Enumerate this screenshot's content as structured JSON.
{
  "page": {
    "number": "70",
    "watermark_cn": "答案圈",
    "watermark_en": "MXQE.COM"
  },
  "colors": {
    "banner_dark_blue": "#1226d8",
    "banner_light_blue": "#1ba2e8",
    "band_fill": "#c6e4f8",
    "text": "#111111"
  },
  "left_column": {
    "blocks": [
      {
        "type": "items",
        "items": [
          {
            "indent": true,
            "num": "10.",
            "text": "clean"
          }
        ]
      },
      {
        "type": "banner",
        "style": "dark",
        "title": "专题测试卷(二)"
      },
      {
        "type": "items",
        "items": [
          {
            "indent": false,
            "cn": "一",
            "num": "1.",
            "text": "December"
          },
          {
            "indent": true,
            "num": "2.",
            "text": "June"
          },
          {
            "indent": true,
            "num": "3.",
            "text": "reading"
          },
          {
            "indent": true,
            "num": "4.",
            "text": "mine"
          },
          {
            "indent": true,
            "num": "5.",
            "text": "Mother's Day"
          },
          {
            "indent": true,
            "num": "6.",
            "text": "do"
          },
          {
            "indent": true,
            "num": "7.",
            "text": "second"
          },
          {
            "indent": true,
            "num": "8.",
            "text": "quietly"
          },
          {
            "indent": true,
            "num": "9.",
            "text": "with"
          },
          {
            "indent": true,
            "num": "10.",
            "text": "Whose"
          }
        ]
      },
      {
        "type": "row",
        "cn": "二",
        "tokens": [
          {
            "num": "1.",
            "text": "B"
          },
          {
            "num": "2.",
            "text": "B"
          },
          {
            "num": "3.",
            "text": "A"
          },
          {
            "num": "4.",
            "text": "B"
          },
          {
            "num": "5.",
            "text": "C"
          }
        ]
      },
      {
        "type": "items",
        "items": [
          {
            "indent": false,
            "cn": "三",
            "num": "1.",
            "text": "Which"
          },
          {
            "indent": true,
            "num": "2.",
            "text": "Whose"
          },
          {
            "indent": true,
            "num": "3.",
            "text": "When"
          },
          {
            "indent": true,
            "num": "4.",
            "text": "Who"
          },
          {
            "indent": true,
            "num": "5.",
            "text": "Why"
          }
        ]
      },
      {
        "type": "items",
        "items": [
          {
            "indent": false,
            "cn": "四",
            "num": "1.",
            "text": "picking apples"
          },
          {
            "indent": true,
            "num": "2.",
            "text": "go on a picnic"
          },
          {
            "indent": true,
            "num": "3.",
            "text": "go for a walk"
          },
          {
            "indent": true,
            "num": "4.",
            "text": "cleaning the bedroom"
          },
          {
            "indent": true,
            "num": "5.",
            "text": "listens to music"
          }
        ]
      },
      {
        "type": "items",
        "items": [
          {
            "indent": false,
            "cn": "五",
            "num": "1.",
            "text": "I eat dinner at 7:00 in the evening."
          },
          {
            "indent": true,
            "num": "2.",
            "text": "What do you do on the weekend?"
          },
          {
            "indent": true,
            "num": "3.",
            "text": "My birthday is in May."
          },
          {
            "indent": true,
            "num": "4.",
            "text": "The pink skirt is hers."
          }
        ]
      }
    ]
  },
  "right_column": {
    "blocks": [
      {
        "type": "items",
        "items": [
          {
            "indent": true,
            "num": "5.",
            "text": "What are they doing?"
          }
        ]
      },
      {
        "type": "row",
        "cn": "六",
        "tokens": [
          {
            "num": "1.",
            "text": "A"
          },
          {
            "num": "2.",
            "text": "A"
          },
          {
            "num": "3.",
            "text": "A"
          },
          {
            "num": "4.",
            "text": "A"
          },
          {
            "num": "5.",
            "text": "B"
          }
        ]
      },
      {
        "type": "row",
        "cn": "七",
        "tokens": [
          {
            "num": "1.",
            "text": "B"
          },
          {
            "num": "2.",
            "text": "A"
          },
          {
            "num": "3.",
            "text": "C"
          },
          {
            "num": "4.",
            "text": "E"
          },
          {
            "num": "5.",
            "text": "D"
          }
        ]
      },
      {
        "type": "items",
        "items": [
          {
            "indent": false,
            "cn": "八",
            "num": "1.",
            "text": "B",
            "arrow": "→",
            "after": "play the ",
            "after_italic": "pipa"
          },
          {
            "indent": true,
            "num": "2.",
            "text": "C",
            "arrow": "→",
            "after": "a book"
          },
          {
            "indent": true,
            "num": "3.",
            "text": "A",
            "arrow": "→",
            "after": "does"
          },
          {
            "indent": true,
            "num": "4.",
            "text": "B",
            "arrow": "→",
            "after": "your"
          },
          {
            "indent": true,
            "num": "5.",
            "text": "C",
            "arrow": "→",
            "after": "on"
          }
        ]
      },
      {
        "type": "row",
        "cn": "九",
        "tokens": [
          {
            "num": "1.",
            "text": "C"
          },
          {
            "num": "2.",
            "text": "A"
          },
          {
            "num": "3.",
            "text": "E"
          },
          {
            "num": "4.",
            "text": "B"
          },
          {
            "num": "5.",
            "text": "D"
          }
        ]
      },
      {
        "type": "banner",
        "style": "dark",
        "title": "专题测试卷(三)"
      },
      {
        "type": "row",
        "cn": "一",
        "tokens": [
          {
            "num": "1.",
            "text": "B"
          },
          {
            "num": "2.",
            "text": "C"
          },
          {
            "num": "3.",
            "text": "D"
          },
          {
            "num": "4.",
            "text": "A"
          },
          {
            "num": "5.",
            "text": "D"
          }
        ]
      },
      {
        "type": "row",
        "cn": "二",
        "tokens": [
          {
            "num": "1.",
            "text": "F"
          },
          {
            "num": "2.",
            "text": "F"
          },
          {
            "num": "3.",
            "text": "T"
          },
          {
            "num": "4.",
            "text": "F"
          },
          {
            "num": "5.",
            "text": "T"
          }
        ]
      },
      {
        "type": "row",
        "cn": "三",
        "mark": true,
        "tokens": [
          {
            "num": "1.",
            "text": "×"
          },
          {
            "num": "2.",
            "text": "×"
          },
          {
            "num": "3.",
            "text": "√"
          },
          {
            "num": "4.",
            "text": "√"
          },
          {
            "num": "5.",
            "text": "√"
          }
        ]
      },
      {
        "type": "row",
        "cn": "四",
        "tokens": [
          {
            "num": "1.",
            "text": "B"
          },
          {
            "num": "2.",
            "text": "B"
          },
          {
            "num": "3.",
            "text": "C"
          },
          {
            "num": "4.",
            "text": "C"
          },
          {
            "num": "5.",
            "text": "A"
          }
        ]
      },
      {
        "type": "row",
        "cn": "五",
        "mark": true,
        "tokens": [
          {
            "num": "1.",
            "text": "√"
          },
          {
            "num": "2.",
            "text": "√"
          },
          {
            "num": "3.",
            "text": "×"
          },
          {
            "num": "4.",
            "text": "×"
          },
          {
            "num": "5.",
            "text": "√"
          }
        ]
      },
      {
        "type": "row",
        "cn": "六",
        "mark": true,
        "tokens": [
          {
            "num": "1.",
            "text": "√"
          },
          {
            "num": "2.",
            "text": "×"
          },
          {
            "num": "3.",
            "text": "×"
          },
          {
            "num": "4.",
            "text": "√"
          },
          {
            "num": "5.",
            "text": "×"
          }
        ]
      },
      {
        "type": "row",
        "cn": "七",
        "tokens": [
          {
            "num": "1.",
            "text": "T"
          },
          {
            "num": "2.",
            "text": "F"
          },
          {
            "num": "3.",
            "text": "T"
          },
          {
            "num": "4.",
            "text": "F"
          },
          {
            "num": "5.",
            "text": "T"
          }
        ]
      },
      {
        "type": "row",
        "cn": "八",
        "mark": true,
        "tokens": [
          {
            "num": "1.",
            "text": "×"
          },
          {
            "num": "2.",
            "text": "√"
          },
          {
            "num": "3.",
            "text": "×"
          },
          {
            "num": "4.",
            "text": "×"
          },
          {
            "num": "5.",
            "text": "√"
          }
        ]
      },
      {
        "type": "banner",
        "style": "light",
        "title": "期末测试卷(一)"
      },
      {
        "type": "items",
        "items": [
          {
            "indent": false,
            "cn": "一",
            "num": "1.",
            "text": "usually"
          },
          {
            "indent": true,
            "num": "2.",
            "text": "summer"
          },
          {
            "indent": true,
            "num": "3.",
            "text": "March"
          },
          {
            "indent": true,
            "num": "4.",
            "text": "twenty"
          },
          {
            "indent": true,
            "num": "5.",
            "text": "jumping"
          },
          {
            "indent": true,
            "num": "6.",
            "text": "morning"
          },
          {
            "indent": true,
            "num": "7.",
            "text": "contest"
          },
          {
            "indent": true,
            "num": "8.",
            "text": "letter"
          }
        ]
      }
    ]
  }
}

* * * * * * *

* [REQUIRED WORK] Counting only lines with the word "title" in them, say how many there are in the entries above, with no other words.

* [ANSWER FOR THE TASK] 3